DATA FOR THE TASK:
+++

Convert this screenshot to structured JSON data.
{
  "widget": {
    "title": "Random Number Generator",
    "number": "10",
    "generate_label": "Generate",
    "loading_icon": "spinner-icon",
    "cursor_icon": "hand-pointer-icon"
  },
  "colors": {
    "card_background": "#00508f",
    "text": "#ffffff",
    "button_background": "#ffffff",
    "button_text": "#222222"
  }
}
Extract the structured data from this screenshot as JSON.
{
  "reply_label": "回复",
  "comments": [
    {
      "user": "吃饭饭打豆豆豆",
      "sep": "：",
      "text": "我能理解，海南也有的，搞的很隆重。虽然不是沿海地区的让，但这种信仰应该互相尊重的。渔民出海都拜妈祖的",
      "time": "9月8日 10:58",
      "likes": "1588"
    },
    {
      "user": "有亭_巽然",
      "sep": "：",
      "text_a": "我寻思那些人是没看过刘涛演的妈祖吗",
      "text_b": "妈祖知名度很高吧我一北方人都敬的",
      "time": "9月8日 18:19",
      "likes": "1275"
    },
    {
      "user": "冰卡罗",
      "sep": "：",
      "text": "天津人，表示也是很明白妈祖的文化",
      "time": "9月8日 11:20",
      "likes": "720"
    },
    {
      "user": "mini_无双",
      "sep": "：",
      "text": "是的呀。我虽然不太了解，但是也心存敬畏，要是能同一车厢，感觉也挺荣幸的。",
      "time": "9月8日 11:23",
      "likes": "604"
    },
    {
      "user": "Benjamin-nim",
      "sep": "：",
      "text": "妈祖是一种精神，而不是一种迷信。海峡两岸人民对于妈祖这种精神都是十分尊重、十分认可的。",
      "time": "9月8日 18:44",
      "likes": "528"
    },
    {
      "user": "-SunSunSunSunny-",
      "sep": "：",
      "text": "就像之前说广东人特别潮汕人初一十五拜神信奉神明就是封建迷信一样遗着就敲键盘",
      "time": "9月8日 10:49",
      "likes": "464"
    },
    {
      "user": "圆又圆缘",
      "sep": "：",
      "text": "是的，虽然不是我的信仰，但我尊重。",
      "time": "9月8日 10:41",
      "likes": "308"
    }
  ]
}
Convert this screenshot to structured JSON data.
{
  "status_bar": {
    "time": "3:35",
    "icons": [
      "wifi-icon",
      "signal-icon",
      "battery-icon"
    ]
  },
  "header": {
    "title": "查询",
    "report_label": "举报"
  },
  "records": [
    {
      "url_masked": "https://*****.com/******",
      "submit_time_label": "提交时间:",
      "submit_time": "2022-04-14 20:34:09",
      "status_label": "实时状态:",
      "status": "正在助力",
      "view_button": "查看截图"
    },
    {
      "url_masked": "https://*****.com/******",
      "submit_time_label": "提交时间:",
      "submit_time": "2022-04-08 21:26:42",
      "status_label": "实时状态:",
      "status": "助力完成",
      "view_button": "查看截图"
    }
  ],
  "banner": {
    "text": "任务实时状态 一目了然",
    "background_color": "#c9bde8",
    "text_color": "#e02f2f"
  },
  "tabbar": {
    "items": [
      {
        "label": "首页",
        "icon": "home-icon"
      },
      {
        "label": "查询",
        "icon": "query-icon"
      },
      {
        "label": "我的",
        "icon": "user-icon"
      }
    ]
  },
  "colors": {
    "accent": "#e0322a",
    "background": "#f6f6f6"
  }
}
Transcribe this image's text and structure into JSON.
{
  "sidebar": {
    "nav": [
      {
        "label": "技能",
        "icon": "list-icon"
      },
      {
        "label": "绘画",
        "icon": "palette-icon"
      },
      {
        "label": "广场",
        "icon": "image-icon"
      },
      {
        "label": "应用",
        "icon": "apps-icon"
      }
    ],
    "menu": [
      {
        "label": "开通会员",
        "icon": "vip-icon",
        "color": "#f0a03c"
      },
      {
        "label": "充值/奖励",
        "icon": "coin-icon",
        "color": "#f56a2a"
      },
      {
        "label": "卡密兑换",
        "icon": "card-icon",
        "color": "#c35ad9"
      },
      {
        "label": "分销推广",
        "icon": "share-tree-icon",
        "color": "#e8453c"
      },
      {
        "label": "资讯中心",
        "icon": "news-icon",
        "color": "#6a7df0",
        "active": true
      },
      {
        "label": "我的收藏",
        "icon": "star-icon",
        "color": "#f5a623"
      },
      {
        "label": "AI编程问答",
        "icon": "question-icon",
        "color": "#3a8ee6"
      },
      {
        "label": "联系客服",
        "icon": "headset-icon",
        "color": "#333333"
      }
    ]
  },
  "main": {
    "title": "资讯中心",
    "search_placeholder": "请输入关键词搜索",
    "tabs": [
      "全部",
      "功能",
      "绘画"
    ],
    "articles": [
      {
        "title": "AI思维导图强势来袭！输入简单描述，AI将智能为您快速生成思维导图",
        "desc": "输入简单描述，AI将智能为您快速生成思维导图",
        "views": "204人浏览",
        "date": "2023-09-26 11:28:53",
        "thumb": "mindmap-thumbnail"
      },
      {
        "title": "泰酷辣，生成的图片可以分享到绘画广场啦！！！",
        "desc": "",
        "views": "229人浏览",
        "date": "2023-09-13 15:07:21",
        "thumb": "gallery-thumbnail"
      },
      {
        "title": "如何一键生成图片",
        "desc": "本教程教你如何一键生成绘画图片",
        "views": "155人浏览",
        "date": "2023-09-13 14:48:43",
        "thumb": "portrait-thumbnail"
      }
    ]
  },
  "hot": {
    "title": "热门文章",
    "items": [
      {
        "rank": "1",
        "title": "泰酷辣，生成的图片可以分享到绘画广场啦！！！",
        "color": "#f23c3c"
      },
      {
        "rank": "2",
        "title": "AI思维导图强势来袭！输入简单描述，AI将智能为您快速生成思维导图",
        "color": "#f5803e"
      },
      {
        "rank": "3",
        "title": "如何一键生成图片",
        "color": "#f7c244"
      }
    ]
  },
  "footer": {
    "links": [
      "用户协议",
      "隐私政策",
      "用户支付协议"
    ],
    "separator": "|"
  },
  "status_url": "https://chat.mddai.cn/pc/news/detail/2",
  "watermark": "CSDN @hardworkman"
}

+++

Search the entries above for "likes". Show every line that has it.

SOLUTION FOR THIS PROBLEM:
      "likes": "1588"
      "likes": "1275"
      "likes": "720"
      "likes": "604"
      "likes": "528"
      "likes": "464"
      "likes": "308"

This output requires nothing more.